__PROBLEM TO WORK ON__
Please retype every record below exactly, leaving the pictures out.

__MATERIAL FOR THIS TASK__
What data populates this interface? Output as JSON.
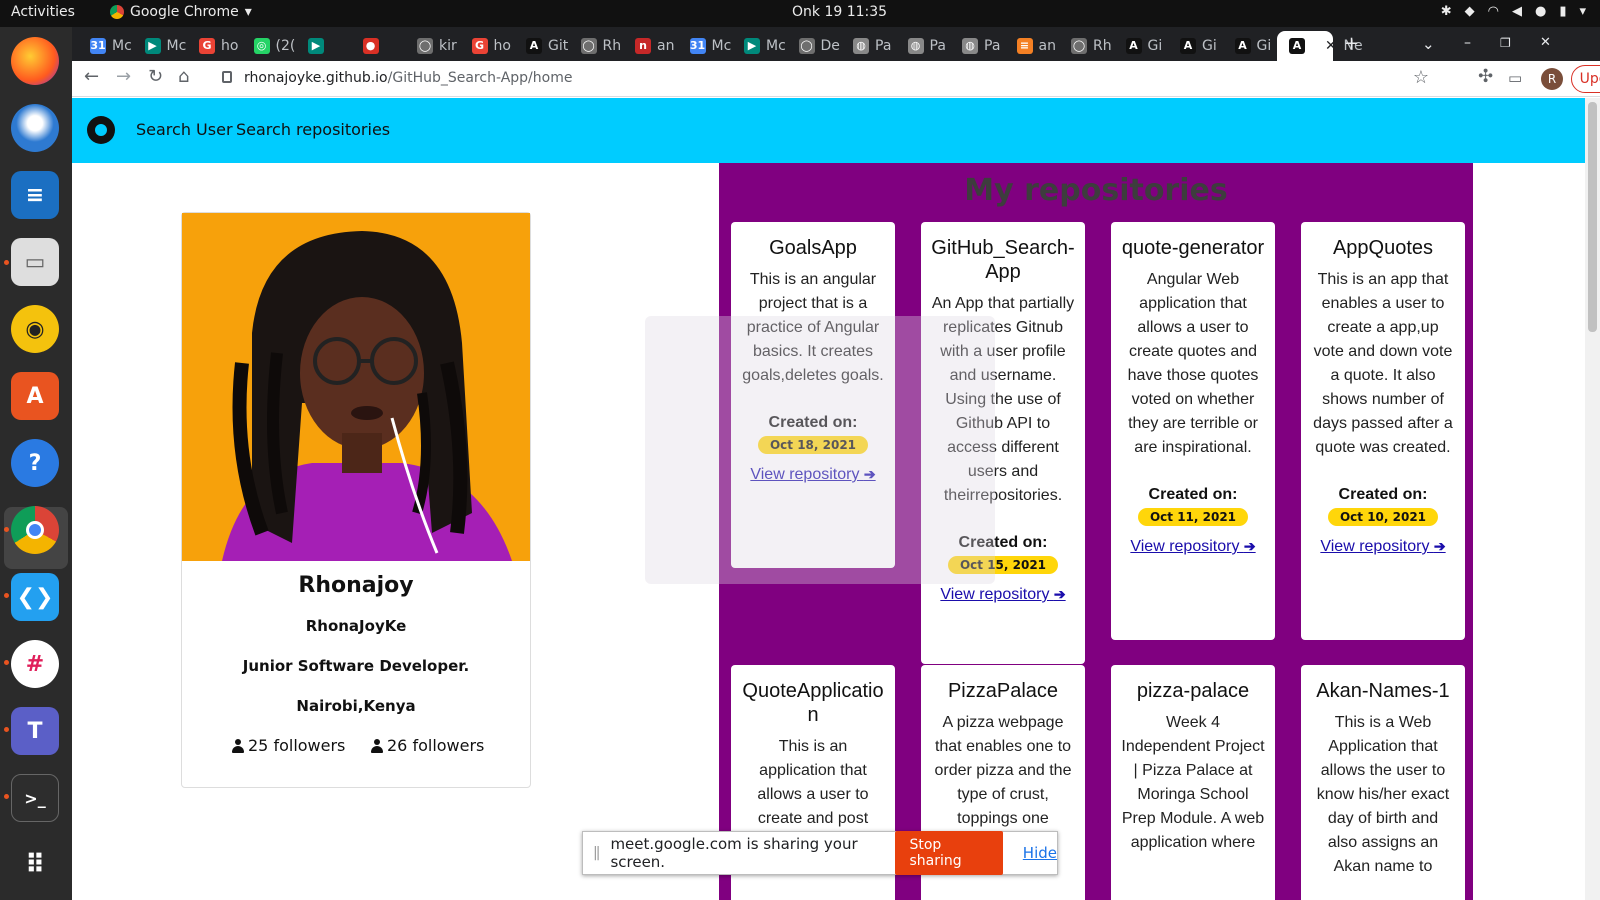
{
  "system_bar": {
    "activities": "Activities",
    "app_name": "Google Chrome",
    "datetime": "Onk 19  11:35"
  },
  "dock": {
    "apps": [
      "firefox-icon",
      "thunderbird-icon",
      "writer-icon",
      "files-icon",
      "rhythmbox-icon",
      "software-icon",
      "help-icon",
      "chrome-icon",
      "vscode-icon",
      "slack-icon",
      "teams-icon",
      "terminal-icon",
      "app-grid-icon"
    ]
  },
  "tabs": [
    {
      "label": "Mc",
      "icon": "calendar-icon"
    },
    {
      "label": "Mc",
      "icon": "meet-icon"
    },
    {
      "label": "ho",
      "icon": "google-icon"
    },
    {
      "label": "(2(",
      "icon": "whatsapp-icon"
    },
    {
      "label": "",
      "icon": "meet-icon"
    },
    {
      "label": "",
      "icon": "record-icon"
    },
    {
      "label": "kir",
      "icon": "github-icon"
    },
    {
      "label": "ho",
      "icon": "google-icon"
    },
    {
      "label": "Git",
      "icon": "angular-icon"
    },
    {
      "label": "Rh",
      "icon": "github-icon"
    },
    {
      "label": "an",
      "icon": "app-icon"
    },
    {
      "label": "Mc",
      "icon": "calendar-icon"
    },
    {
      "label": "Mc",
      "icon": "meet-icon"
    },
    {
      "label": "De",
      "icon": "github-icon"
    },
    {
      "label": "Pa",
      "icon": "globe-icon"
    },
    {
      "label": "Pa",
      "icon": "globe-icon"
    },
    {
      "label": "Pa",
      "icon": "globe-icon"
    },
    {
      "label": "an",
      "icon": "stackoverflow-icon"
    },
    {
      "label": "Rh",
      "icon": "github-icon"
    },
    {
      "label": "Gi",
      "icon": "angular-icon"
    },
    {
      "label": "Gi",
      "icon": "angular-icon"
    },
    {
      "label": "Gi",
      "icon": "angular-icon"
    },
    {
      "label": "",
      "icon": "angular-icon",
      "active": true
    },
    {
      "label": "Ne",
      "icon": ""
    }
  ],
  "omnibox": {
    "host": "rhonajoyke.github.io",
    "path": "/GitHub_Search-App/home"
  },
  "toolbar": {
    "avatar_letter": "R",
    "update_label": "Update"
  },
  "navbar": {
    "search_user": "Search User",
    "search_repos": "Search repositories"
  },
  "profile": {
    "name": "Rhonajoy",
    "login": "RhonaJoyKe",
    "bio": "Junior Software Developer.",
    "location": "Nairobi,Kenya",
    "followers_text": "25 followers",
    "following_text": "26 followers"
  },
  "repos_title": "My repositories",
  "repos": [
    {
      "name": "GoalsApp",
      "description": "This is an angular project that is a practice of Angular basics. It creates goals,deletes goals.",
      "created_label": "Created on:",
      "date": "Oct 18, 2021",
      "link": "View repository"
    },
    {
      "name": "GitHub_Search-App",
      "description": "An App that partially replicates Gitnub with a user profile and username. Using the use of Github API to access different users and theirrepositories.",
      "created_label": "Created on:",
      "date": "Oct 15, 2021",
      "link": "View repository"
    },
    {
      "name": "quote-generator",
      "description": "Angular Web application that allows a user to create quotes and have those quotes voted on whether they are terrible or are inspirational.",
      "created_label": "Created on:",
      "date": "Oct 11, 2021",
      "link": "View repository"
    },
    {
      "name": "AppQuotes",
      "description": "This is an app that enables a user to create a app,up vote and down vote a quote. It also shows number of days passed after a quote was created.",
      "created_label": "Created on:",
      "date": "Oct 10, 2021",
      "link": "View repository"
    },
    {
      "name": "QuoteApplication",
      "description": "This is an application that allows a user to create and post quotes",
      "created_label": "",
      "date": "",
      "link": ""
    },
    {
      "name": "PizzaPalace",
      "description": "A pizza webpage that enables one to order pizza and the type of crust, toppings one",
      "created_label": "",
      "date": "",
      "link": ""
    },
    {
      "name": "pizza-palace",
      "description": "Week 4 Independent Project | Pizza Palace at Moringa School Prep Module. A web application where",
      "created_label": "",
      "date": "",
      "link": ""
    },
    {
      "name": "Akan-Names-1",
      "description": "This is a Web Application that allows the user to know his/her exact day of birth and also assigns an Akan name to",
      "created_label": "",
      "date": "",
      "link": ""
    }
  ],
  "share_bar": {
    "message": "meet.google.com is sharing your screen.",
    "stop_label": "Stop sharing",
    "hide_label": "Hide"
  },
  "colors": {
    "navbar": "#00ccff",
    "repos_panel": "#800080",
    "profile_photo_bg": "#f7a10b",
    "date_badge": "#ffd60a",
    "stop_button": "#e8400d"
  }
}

__SOLVED EXERCISE__
What data populates this interface? Output as JSON.
{
  "system_bar": {
    "activities": "Activities",
    "app_name": "Google Chrome",
    "datetime": "Onk 19  11:35"
  },
  "dock": {
    "apps": [
      "firefox-icon",
      "thunderbird-icon",
      "writer-icon",
      "files-icon",
      "rhythmbox-icon",
      "software-icon",
      "help-icon",
      "chrome-icon",
      "vscode-icon",
      "slack-icon",
      "teams-icon",
      "terminal-icon",
      "app-grid-icon"
    ]
  },
  "tabs": [
    {
      "label": "Mc",
      "icon": "calendar-icon"
    },
    {
      "label": "Mc",
      "icon": "meet-icon"
    },
    {
      "label": "ho",
      "icon": "google-icon"
    },
    {
      "label": "(2(",
      "icon": "whatsapp-icon"
    },
    {
      "label": "",
      "icon": "meet-icon"
    },
    {
      "label": "",
      "icon": "record-icon"
    },
    {
      "label": "kir",
      "icon": "github-icon"
    },
    {
      "label": "ho",
      "icon": "google-icon"
    },
    {
      "label": "Git",
      "icon": "angular-icon"
    },
    {
      "label": "Rh",
      "icon": "github-icon"
    },
    {
      "label": "an",
      "icon": "app-icon"
    },
    {
      "label": "Mc",
      "icon": "calendar-icon"
    },
    {
      "label": "Mc",
      "icon": "meet-icon"
    },
    {
      "label": "De",
      "icon": "github-icon"
    },
    {
      "label": "Pa",
      "icon": "globe-icon"
    },
    {
      "label": "Pa",
      "icon": "globe-icon"
    },
    {
      "label": "Pa",
      "icon": "globe-icon"
    },
    {
      "label": "an",
      "icon": "stackoverflow-icon"
    },
    {
      "label": "Rh",
      "icon": "github-icon"
    },
    {
      "label": "Gi",
      "icon": "angular-icon"
    },
    {
      "label": "Gi",
      "icon": "angular-icon"
    },
    {
      "label": "Gi",
      "icon": "angular-icon"
    },
    {
      "label": "",
      "icon": "angular-icon",
      "active": true
    },
    {
      "label": "Ne",
      "icon": ""
    }
  ],
  "omnibox": {
    "host": "rhonajoyke.github.io",
    "path": "/GitHub_Search-App/home"
  },
  "toolbar": {
    "avatar_letter": "R",
    "update_label": "Update"
  },
  "navbar": {
    "search_user": "Search User",
    "search_repos": "Search repositories"
  },
  "profile": {
    "name": "Rhonajoy",
    "login": "RhonaJoyKe",
    "bio": "Junior Software Developer.",
    "location": "Nairobi,Kenya",
    "followers_text": "25 followers",
    "following_text": "26 followers"
  },
  "repos_title": "My repositories",
  "repos": [
    {
      "name": "GoalsApp",
      "description": "This is an angular project that is a practice of Angular basics. It creates goals,deletes goals.",
      "created_label": "Created on:",
      "date": "Oct 18, 2021",
      "link": "View repository"
    },
    {
      "name": "GitHub_Search-App",
      "description": "An App that partially replicates Gitnub with a user profile and username. Using the use of Github API to access different users and theirrepositories.",
      "created_label": "Created on:",
      "date": "Oct 15, 2021",
      "link": "View repository"
    },
    {
      "name": "quote-generator",
      "description": "Angular Web application that allows a user to create quotes and have those quotes voted on whether they are terrible or are inspirational.",
      "created_label": "Created on:",
      "date": "Oct 11, 2021",
      "link": "View repository"
    },
    {
      "name": "AppQuotes",
      "description": "This is an app that enables a user to create a app,up vote and down vote a quote. It also shows number of days passed after a quote was created.",
      "created_label": "Created on:",
      "date": "Oct 10, 2021",
      "link": "View repository"
    },
    {
      "name": "QuoteApplication",
      "description": "This is an application that allows a user to create and post quotes",
      "created_label": "",
      "date": "",
      "link": ""
    },
    {
      "name": "PizzaPalace",
      "description": "A pizza webpage that enables one to order pizza and the type of crust, toppings one",
      "created_label": "",
      "date": "",
      "link": ""
    },
    {
      "name": "pizza-palace",
      "description": "Week 4 Independent Project | Pizza Palace at Moringa School Prep Module. A web application where",
      "created_label": "",
      "date": "",
      "link": ""
    },
    {
      "name": "Akan-Names-1",
      "description": "This is a Web Application that allows the user to know his/her exact day of birth and also assigns an Akan name to",
      "created_label": "",
      "date": "",
      "link": ""
    }
  ],
  "share_bar": {
    "message": "meet.google.com is sharing your screen.",
    "stop_label": "Stop sharing",
    "hide_label": "Hide"
  },
  "colors": {
    "navbar": "#00ccff",
    "repos_panel": "#800080",
    "profile_photo_bg": "#f7a10b",
    "date_badge": "#ffd60a",
    "stop_button": "#e8400d"
  }
}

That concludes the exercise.